There are also several other classic mystery series written for kids, like Nancy Drew, Hardy Boys, and the Boxcar Children. I have recently picked up the first five books in the Boxcar series to use as an example for this effort. Of course, reading these books also gives me more ideas for alternative ways to write my own book.
And that, of course, is my main problem right now. It seems like every time I make some progress working out my plot, I have another idea for a different way to write it. I started thinking about writing the story with three or four main characters that are investigating a mystery, like with the Three Investigators books. Then I thought it would be cool to give the kids superpowers, because I like writing about the paranormal, and that sort of book seems to be pretty popular nowadays, even with younger kids. Then I started thinking about having a government conspiracy, or a secret lab, that was responsible for giving these kids their powers.
Then I got sidetracked and thought maybe it would be better to have one main character with the superpowers, but one of her powers was to trigger powers in others. I thought maybe she would be in a foster home because her parents disappeared years ago and are presumed dead, but she thinks they are still alive, and the mystery they have to solve is to find her family.
Then my thoughts took another turn and I started wondering about maybe having the kids meet in a summer camp. I haven’t gone very far along this track yet, but I thought that maybe it would be easier to write without offending anyone, because I don’t want to risk disrespecting the foster family programs. And I would also be easier to deal with their powers, as the camp could be responsible for giving them their powers, as well as training them how to use them. But the mystery angle would be more difficult to fit in.
The most recent distraction, as I said earlier, was to maybe have all the kids either orphans or runaways, and living in the wild like the Boxcar Children. The danger with going this route is that it may seem to reminiscent of the Maximum Ride series by James Patterson, and the mystery plot would again be harder to fit into this kind of story.

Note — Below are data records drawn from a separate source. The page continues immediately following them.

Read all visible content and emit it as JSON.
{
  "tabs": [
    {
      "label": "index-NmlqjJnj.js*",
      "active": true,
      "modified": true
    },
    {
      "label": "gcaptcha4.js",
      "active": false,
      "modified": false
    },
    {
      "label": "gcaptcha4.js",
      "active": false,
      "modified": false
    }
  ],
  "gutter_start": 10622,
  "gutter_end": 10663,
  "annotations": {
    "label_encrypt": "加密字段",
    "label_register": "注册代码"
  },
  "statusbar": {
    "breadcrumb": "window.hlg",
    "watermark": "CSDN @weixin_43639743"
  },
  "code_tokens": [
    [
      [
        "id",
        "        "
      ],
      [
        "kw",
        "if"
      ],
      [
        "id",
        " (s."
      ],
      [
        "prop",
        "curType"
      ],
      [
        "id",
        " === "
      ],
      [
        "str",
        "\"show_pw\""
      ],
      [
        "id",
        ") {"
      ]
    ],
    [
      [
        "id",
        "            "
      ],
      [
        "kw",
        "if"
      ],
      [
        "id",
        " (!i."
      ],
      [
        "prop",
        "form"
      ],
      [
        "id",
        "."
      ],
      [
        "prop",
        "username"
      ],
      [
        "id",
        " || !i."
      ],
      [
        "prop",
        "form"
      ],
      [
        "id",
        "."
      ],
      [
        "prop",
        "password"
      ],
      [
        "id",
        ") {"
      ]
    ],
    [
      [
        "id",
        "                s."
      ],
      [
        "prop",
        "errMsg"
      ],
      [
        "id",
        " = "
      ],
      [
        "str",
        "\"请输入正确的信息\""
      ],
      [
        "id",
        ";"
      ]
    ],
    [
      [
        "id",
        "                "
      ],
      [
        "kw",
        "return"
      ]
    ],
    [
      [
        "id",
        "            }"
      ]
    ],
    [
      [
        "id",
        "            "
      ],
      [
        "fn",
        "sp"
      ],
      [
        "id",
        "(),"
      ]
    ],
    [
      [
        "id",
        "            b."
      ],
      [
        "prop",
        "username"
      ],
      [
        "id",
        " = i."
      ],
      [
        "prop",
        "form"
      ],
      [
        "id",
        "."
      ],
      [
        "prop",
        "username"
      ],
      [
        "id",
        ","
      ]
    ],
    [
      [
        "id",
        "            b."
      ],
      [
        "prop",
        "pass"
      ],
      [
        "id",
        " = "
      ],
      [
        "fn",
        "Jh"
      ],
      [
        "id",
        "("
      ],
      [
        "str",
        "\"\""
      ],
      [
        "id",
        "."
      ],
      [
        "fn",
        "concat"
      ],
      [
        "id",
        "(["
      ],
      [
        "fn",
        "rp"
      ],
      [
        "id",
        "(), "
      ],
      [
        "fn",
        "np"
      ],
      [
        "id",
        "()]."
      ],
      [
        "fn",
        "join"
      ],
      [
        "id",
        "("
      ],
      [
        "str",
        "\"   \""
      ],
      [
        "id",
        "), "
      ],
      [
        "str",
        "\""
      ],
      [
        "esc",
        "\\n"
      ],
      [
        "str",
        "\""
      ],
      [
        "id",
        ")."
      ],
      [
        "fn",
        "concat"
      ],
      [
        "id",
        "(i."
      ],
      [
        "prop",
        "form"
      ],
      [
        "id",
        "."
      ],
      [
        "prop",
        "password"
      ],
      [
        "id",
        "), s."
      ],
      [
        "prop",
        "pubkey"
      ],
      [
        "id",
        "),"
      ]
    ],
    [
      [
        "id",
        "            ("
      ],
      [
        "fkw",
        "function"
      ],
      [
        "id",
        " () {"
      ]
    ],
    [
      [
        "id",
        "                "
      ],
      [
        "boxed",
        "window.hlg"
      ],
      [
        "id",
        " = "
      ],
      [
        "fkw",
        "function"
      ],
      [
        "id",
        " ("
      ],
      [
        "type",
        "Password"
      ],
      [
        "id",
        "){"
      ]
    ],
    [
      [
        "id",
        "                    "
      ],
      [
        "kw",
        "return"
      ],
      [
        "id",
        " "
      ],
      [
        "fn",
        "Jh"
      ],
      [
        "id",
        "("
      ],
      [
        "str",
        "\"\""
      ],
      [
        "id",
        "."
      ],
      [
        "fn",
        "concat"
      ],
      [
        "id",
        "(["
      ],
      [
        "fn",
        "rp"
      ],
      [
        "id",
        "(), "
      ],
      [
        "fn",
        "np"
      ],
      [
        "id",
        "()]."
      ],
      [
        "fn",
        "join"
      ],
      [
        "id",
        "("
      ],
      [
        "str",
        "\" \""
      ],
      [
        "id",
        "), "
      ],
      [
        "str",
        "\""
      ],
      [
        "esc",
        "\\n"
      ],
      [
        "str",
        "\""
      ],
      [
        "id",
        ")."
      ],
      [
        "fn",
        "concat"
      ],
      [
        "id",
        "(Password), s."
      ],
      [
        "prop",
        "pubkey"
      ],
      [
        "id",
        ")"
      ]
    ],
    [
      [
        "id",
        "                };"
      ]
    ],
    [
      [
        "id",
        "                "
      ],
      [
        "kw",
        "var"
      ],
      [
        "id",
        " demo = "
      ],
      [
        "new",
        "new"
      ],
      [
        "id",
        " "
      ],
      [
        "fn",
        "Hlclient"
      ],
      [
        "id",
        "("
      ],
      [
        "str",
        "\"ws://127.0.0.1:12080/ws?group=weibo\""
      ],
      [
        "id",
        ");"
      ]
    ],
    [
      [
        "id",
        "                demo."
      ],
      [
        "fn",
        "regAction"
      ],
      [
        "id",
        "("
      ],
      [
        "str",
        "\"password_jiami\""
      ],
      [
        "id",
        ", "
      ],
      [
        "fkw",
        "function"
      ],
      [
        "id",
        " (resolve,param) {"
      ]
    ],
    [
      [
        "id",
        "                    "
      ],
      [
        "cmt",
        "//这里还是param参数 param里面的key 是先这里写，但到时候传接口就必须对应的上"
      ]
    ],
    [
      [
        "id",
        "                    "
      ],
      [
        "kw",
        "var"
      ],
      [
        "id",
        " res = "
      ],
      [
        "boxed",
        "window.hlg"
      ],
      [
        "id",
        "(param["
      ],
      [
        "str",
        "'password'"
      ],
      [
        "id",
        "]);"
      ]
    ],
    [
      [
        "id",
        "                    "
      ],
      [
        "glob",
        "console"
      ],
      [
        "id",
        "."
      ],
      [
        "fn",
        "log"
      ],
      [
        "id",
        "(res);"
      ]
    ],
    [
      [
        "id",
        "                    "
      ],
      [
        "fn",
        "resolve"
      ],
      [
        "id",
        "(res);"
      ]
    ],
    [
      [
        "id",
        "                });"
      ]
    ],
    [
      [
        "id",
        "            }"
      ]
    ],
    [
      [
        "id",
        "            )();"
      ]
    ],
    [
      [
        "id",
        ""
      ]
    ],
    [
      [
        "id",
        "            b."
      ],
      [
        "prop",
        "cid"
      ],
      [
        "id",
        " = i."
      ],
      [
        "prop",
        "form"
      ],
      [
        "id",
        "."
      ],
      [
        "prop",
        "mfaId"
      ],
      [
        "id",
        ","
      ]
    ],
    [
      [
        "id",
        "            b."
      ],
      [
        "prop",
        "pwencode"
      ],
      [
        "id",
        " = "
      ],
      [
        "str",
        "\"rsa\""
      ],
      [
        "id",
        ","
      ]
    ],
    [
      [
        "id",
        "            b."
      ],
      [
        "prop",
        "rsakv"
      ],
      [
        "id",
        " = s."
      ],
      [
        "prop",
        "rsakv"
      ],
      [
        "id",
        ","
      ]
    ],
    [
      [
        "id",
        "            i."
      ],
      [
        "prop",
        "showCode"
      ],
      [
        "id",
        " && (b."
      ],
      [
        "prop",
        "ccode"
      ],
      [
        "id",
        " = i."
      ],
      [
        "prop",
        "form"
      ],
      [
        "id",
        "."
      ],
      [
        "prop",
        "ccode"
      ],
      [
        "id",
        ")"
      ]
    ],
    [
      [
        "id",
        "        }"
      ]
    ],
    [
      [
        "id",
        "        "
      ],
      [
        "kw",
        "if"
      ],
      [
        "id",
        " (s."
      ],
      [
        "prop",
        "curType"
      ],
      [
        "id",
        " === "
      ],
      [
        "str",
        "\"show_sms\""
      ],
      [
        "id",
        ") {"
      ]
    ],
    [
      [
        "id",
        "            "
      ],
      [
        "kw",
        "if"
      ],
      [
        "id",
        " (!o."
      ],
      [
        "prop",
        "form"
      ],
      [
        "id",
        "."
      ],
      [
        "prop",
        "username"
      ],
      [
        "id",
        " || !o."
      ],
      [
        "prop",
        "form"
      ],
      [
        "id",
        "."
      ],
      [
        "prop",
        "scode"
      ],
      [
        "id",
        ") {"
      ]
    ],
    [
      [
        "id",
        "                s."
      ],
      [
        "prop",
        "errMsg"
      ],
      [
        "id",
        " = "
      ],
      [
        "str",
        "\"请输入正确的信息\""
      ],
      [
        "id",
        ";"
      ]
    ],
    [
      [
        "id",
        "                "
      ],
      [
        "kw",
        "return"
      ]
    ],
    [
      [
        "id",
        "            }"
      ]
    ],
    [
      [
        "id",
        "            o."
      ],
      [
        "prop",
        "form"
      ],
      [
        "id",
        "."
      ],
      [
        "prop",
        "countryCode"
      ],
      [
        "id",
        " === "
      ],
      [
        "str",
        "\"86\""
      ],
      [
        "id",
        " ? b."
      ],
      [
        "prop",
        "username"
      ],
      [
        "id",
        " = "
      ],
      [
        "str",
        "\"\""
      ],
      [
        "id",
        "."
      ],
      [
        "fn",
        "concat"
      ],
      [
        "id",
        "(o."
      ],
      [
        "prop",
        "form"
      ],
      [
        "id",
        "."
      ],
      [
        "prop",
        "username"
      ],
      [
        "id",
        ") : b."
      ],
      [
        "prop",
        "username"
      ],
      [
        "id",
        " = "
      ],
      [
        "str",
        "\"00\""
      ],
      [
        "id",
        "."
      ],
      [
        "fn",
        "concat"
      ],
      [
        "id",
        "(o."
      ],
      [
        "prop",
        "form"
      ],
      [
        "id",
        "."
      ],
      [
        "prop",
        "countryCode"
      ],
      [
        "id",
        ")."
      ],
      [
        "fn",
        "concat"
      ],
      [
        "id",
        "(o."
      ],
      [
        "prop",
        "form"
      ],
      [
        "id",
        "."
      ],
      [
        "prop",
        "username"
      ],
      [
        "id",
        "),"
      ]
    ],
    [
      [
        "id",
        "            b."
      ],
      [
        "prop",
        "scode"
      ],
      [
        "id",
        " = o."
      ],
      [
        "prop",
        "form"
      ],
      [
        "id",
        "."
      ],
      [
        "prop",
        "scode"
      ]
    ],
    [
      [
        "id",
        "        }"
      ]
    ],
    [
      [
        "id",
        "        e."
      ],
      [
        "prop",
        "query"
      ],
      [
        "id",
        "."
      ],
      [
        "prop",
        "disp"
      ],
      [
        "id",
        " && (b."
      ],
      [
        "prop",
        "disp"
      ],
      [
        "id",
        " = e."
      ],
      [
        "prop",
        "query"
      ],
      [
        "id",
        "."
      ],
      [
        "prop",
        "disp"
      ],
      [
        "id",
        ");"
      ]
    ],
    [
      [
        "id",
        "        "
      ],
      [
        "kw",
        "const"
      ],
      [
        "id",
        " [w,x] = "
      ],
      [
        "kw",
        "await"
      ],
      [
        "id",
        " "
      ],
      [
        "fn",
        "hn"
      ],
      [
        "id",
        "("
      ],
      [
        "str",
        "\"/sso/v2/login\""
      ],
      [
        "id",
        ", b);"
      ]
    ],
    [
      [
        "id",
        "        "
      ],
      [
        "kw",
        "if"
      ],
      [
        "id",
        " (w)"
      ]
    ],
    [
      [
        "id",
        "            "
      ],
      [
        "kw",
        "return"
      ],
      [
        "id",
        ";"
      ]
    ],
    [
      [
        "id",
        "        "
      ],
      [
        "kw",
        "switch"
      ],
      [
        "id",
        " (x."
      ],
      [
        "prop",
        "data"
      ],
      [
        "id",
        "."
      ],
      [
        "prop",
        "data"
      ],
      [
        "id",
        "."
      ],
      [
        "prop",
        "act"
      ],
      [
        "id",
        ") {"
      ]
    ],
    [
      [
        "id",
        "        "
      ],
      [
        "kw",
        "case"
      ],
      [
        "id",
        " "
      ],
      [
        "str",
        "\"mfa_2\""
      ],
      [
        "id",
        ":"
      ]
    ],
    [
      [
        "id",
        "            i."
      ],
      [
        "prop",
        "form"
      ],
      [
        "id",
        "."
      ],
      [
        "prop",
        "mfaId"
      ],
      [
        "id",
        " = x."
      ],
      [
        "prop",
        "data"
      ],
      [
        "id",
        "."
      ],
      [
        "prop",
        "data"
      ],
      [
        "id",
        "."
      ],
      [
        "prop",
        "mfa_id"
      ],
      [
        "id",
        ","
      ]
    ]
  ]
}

All of these notions have their merit, and maybe what I need to do is figure out which parts of each idea would be best to keep, and which won’t work at all. Maybe I’ll end up with a group of kids on their own living in an abandoned summer camp while they search for their parents and developing powers from something that was left behind. Or maybe something completely different.
Do any of you have any advice?